Many Indian tribes claimed Kentucky as hunting territory in the eighteenth century, though for the most part their villages were built elsewhere. For the Shawnee, whose homeland was in the Ohio and Cumberland valleys, Kentucky was an essential source of game, and the skins and furs were vital for trade. When Daniel Boone explored Kentucky in 1769, a band of Shawnee warned him they would not tolerate the presence of whites there. Settlers would remember the warning until 1794 and the Battle of Fallen Timbers. In The Shawnee, Jerry E. Clark eloquently recounts the story of the bitter struggle between white settlers and the Shawnee for possession of the region, a conflict that left its mark in the legends of Kentucky.
"An offbeat, intriguing little book about the tribe that once built a city in Kentucky -- Eskippakithiki -- and was led by great chiefs such as Tecumseh." -- Lexington Herald-Leader
"The life of Tecumseh and his brother, Tenskwautawa, 'The Prophet,' are treated with sensitive care. This short history is a valuable addition to the library of any general historian and delivers enough information to understand how the Shawnee fit into the settlement of Kentucky and surrounding area." -- Northern Kentucky Heritage
"This short history is written in a clear style with complete survey of the subject for those who know very little about Native-American history." -- Karl Lietzenmayer
"A great book. There is so much information here - a tremendous description of the social and political organization of the Shawnee, a very good description of their religious structure, and a tremendous description of the conflicts and associations between the Shawnee and the descendants of the various European nations who colonized the continent.

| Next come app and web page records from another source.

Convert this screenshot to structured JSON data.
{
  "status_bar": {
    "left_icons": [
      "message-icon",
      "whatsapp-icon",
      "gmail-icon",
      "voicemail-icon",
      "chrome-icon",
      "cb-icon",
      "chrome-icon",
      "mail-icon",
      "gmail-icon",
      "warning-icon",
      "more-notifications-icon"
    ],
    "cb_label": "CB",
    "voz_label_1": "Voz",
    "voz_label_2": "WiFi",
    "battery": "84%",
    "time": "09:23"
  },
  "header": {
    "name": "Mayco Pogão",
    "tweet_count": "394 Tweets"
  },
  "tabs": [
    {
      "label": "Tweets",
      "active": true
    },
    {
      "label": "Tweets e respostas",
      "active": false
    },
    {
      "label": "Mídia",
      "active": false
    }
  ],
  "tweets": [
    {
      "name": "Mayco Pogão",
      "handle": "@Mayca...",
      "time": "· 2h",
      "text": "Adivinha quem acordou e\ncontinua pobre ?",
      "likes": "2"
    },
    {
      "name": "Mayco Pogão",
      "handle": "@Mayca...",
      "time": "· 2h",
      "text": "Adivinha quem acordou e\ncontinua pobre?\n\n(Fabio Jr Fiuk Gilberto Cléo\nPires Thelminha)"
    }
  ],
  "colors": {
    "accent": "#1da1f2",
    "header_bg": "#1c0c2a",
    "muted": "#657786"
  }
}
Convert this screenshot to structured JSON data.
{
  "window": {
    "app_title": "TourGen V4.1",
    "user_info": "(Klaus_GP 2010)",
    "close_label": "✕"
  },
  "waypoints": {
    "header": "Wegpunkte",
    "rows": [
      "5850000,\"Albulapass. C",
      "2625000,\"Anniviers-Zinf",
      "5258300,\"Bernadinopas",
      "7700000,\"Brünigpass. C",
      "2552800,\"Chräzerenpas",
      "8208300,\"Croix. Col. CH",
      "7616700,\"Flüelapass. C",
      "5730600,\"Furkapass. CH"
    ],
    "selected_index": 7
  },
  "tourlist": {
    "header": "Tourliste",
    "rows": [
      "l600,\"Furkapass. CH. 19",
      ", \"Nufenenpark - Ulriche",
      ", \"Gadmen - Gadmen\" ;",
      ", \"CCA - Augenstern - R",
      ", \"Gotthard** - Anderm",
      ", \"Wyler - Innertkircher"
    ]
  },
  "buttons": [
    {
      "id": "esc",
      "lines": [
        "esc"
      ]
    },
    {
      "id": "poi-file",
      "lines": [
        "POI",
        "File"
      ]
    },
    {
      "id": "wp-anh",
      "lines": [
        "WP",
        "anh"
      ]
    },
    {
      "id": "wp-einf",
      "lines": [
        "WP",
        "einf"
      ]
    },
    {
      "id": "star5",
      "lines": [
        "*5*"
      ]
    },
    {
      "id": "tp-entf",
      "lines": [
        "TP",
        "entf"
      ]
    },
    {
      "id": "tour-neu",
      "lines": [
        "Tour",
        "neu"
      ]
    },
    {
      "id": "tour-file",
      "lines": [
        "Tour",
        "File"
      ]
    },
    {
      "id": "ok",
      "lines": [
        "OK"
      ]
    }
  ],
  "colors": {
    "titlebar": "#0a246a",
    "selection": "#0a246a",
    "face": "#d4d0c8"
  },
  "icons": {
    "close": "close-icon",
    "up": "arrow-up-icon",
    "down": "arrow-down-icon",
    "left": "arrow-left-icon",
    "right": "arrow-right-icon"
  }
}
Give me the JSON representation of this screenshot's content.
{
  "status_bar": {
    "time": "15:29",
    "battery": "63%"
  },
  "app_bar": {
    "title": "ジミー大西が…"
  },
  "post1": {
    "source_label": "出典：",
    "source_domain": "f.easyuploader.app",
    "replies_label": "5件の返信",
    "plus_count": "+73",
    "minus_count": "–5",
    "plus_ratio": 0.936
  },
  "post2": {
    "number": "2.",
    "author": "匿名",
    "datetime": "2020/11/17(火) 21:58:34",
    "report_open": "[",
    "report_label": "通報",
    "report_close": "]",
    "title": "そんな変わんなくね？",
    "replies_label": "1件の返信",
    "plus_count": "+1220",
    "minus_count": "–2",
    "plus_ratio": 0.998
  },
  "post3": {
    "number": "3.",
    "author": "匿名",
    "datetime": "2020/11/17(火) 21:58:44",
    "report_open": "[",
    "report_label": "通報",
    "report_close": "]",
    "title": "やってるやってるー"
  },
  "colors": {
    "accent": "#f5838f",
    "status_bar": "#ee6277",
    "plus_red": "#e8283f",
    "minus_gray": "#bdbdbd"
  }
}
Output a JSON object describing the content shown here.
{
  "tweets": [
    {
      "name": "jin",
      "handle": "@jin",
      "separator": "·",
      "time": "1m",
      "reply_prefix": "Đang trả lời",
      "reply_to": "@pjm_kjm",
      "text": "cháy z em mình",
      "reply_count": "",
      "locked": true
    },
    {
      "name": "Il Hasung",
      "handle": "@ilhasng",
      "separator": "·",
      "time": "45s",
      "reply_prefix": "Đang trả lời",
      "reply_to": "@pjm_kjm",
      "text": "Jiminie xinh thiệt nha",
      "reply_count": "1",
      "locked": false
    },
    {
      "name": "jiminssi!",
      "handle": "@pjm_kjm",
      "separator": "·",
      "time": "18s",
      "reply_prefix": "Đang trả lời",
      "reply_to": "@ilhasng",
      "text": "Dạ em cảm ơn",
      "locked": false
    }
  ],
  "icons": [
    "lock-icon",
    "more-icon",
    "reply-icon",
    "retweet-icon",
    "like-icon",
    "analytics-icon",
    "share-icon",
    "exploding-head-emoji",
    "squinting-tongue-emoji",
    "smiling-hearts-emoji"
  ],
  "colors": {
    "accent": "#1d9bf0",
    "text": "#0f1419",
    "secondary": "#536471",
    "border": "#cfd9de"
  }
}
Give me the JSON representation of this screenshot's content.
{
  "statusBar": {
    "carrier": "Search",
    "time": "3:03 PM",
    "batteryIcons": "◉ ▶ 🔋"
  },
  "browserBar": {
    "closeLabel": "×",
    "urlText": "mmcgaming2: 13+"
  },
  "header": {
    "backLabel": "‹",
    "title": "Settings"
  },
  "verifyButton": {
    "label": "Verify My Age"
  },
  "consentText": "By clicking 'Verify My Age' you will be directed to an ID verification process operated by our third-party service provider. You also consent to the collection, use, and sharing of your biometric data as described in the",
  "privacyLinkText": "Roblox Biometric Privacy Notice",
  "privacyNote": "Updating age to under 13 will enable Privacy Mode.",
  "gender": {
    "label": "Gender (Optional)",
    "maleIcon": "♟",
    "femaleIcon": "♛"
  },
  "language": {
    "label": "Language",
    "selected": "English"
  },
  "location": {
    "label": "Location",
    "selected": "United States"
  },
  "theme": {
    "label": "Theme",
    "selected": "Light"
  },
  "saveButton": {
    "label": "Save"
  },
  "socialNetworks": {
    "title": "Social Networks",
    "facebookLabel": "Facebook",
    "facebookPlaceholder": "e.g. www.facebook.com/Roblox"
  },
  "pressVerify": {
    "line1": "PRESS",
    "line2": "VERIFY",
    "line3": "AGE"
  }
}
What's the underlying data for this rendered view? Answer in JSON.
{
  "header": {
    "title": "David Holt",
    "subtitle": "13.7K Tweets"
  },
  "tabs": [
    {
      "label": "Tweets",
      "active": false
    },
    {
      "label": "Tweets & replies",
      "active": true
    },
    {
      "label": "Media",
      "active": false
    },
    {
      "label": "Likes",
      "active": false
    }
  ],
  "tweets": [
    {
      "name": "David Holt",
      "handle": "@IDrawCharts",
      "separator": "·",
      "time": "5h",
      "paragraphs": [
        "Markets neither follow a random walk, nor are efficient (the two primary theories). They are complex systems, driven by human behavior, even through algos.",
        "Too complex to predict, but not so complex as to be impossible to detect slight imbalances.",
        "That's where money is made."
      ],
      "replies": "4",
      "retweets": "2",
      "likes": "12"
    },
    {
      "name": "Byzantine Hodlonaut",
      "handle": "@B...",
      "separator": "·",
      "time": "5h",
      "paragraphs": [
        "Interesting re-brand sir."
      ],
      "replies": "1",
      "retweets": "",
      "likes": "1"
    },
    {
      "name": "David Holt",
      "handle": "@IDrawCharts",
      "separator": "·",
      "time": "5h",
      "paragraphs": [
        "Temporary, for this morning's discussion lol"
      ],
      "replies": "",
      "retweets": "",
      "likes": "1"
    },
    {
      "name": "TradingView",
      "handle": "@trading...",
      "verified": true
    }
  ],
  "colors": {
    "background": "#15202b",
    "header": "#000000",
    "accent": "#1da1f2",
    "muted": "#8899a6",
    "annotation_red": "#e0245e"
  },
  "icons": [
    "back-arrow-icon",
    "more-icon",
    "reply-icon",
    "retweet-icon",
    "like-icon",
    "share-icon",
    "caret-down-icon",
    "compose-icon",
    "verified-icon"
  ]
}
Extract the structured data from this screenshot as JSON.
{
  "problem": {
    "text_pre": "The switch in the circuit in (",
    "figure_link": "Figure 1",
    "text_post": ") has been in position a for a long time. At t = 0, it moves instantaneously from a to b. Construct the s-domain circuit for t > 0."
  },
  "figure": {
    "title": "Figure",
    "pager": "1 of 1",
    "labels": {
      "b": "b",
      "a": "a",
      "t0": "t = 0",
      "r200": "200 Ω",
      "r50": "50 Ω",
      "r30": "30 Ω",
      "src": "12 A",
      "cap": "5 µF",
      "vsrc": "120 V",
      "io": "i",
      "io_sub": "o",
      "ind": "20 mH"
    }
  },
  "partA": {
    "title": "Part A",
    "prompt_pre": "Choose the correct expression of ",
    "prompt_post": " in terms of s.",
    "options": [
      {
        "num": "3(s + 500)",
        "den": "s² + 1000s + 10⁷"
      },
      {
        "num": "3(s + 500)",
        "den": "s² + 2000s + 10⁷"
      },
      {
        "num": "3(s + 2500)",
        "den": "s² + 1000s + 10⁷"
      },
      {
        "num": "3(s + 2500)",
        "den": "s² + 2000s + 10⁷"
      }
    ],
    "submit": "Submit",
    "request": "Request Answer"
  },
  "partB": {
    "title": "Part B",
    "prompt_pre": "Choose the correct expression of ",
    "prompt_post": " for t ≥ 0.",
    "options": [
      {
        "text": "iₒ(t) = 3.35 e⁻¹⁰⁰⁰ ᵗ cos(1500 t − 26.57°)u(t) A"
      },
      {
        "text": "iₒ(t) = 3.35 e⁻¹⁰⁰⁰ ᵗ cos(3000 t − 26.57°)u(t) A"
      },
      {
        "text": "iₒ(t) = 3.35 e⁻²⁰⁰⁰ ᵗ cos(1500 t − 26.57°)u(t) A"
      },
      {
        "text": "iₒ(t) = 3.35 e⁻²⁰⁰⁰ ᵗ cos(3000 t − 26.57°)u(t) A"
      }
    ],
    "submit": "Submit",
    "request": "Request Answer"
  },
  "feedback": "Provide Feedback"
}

If you're interested in Native Americans in general or the pre-modern history of the Appalachians in general, well, this is one for you." -- Eric Drummond Smith, HillbillySavants.blogspot.com
"Its comprehensiveness makes it an excellent starting point for any investigation of this remarkable people during their great days in Kentucky and the Old Northwest." -- Indiana Magazine of History
"A thoughtful and engaging study of early Shawnee migration and social organization." -- Ohio Valley History